For every record here, output an exact copy.

(Excerpted records begins)

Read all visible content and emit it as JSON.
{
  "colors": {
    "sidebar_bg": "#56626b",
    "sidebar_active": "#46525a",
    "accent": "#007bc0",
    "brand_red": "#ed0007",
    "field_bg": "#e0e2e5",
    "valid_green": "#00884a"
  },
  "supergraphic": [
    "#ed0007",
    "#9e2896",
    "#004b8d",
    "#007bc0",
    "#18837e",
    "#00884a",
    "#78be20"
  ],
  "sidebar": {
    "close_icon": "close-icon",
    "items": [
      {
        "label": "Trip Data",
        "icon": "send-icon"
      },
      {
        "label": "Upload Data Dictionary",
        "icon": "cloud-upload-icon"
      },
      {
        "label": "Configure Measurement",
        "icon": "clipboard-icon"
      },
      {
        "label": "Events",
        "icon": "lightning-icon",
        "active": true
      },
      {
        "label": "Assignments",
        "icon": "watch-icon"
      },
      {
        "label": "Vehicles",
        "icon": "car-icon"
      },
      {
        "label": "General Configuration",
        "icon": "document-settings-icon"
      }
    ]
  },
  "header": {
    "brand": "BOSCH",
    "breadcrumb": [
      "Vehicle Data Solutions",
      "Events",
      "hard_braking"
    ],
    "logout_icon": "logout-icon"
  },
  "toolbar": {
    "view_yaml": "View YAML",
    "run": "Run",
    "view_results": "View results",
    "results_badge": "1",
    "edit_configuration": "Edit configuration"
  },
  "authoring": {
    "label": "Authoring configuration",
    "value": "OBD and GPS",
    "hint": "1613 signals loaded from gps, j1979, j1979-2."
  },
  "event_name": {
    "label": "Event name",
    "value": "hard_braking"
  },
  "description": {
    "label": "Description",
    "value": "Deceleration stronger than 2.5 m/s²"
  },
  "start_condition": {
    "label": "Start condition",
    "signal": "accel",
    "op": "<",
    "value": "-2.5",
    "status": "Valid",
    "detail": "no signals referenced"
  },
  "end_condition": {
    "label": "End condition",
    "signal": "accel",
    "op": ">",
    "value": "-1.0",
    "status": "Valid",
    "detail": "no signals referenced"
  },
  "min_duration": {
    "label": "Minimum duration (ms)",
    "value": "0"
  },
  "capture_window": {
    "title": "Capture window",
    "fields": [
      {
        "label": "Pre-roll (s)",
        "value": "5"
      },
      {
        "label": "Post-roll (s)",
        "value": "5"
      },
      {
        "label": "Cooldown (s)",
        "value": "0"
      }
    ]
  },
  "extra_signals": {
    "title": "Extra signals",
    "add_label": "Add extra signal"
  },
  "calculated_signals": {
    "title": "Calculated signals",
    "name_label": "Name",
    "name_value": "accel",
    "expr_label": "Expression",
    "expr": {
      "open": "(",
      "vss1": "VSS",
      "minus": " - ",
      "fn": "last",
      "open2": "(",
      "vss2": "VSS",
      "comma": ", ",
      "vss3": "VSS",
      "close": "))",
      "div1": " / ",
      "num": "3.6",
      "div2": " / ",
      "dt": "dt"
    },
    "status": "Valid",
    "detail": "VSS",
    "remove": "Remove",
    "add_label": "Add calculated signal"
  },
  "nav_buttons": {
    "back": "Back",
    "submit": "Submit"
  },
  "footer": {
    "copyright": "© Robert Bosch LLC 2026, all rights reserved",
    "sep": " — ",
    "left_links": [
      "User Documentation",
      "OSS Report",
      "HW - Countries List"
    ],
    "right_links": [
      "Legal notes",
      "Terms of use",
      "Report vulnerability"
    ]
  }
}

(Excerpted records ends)

# Task solution
Read all visible content and emit it as JSON.
{
  "colors": {
    "sidebar_bg": "#56626b",
    "sidebar_active": "#46525a",
    "accent": "#007bc0",
    "brand_red": "#ed0007",
    "field_bg": "#e0e2e5",
    "valid_green": "#00884a"
  },
  "supergraphic": [
    "#ed0007",
    "#9e2896",
    "#004b8d",
    "#007bc0",
    "#18837e",
    "#00884a",
    "#78be20"
  ],
  "sidebar": {
    "close_icon": "close-icon",
    "items": [
      {
        "label": "Trip Data",
        "icon": "send-icon"
      },
      {
        "label": "Upload Data Dictionary",
        "icon": "cloud-upload-icon"
      },
      {
        "label": "Configure Measurement",
        "icon": "clipboard-icon"
      },
      {
        "label": "Events",
        "icon": "lightning-icon",
        "active": true
      },
      {
        "label": "Assignments",
        "icon": "watch-icon"
      },
      {
        "label": "Vehicles",
        "icon": "car-icon"
      },
      {
        "label": "General Configuration",
        "icon": "document-settings-icon"
      }
    ]
  },
  "header": {
    "brand": "BOSCH",
    "breadcrumb": [
      "Vehicle Data Solutions",
      "Events",
      "hard_braking"
    ],
    "logout_icon": "logout-icon"
  },
  "toolbar": {
    "view_yaml": "View YAML",
    "run": "Run",
    "view_results": "View results",
    "results_badge": "1",
    "edit_configuration": "Edit configuration"
  },
  "authoring": {
    "label": "Authoring configuration",
    "value": "OBD and GPS",
    "hint": "1613 signals loaded from gps, j1979, j1979-2."
  },
  "event_name": {
    "label": "Event name",
    "value": "hard_braking"
  },
  "description": {
    "label": "Description",
    "value": "Deceleration stronger than 2.5 m/s²"
  },
  "start_condition": {
    "label": "Start condition",
    "signal": "accel",
    "op": "<",
    "value": "-2.5",
    "status": "Valid",
    "detail": "no signals referenced"
  },
  "end_condition": {
    "label": "End condition",
    "signal": "accel",
    "op": ">",
    "value": "-1.0",
    "status": "Valid",
    "detail": "no signals referenced"
  },
  "min_duration": {
    "label": "Minimum duration (ms)",
    "value": "0"
  },
  "capture_window": {
    "title": "Capture window",
    "fields": [
      {
        "label": "Pre-roll (s)",
        "value": "5"
      },
      {
        "label": "Post-roll (s)",
        "value": "5"
      },
      {
        "label": "Cooldown (s)",
        "value": "0"
      }
    ]
  },
  "extra_signals": {
    "title": "Extra signals",
    "add_label": "Add extra signal"
  },
  "calculated_signals": {
    "title": "Calculated signals",
    "name_label": "Name",
    "name_value": "accel",
    "expr_label": "Expression",
    "expr": {
      "open": "(",
      "vss1": "VSS",
      "minus": " - ",
      "fn": "last",
      "open2": "(",
      "vss2": "VSS",
      "comma": ", ",
      "vss3": "VSS",
      "close": "))",
      "div1": " / ",
      "num": "3.6",
      "div2": " / ",
      "dt": "dt"
    },
    "status": "Valid",
    "detail": "VSS",
    "remove": "Remove",
    "add_label": "Add calculated signal"
  },
  "nav_buttons": {
    "back": "Back",
    "submit": "Submit"
  },
  "footer": {
    "copyright": "© Robert Bosch LLC 2026, all rights reserved",
    "sep": " — ",
    "left_links": [
      "User Documentation",
      "OSS Report",
      "HW - Countries List"
    ],
    "right_links": [
      "Legal notes",
      "Terms of use",
      "Report vulnerability"
    ]
  }
}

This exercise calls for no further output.